This article first appeared on Deal Street Asia, written by Sarah Yuniarni.
Singapore-headquartered used car marketplace Carro is the latest firm to eye a digital banking licence in the city-state as it seeks to expand into financing for small and medium enterprises (SMEs).
“The digital bank license will allow us to create differentiated products and more importantly help serve underserved SMEs. We think that the incumbent banks are doing a great job serving the segments of the market but we are mostly interested in being a platform that enables the SMEs,” Carro co-founder and chief executive Aaron Tan told DealStreetAsia.
The development was first reported by Business Times.
The startup, which is backed by SoftBank Ventures Asia, EDBI and B Capital, currently offers loans and insurance services to car dealers and buyers through its wholly-owned subsidiary Genie Financial Services. Genie claims to have underwritten loans worth over $200 million and facilitated more than 20,000 transactions in its two years of operations.
Tan said Carro is currently in talks with potential partners to apply for a wholesale digital banking licence. The Monetary Authority of Singapore, the city-state’s central bank, had in July announced that it plans to grant two digital full-bank licences and three digital wholesale banking licences. Applications are due by the end of December.
MAS requires companies applying for a digital wholesale banking licence to at least have a minimum S$100 million ($73.69 million) in paid-up capital.
“[Financial services] continues to be core to our business and in the long run (as it has proven historically), it will play a bigger and bigger role in the profitability of the company,” Tan said.
Several companies are vying for a digital banking licence in Singapore. GrabPay, the financial services arm of Southeast Asia’s ride-hailing giant Grab, is one of them.
“We are studying it very carefully and licences will only be issued […] I believe in May next year. So we will have to see what happens,” GrabPay managing director Reuben Lai told reporters on the sidelines of the Indonesian Banking Expo event in Jakarta on Wednesday.
Lai said the firm’s interest in digital banking was prompted by GrabPay’s mandate of enabling access to financial services for its consumers.
Aside from Grab, telco conglomerate Singapore Telecommunications (Singtel) and gaming hardware maker Razer Inc are also said to be interested in securing a digital banking licence.
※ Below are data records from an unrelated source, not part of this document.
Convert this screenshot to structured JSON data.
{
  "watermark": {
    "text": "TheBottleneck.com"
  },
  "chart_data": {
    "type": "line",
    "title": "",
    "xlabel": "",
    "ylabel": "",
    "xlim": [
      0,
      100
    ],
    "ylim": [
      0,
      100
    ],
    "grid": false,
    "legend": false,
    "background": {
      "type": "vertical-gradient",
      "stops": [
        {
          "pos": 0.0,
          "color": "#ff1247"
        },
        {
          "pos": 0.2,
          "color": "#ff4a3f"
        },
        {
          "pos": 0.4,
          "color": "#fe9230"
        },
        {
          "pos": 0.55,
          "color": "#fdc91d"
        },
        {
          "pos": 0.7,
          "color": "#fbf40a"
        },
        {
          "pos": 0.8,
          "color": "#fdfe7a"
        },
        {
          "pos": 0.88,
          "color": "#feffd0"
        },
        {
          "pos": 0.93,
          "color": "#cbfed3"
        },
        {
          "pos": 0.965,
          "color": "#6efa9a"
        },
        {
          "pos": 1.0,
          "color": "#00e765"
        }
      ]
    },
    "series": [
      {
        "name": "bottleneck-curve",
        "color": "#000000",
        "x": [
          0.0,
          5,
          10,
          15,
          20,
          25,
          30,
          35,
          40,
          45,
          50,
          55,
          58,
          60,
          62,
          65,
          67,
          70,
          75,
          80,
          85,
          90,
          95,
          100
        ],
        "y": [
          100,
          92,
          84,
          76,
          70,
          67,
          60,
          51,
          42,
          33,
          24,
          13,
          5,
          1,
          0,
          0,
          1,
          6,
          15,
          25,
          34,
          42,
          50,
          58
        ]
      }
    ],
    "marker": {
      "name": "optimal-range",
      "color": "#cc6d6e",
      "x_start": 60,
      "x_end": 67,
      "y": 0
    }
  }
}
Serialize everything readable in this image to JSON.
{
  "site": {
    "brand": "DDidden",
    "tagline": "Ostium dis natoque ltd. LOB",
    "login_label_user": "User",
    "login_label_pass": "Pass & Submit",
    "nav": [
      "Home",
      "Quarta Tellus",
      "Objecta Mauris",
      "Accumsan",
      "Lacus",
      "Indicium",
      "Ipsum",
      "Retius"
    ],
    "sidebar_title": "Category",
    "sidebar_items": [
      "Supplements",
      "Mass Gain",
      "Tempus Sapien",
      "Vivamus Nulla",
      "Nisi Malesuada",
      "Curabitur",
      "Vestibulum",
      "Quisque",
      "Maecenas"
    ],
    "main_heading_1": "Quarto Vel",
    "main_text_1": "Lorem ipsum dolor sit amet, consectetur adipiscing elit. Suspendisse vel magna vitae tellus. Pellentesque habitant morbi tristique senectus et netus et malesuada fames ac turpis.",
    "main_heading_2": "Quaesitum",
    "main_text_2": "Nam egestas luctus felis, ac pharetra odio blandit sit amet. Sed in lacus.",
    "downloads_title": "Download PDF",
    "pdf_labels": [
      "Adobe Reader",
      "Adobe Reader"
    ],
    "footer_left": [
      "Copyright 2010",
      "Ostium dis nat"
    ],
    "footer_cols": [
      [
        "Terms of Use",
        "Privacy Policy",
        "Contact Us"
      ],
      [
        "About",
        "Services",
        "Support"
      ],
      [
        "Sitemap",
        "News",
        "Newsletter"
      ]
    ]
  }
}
Peer-to-peer lending firm Validus Capital, meanwhile, is partnering Vertex Ventures, Oversea-Chinese Banking Corp, and Keppel Corp to pursue the licence, Bloomberg reported.
Meanwhile, Singapore-based cross-border payments startup Nium, formerly known as InstaReM, has become the first company to withdraw from the race to secure a digital banking licence.
“Singaporean banks are extremely well entrenched in that ecosystem,” Nium CEO Prajit Nanu told Bloomberg in an interview. The fintech startup is planning to focus more on its global business-to-business operations.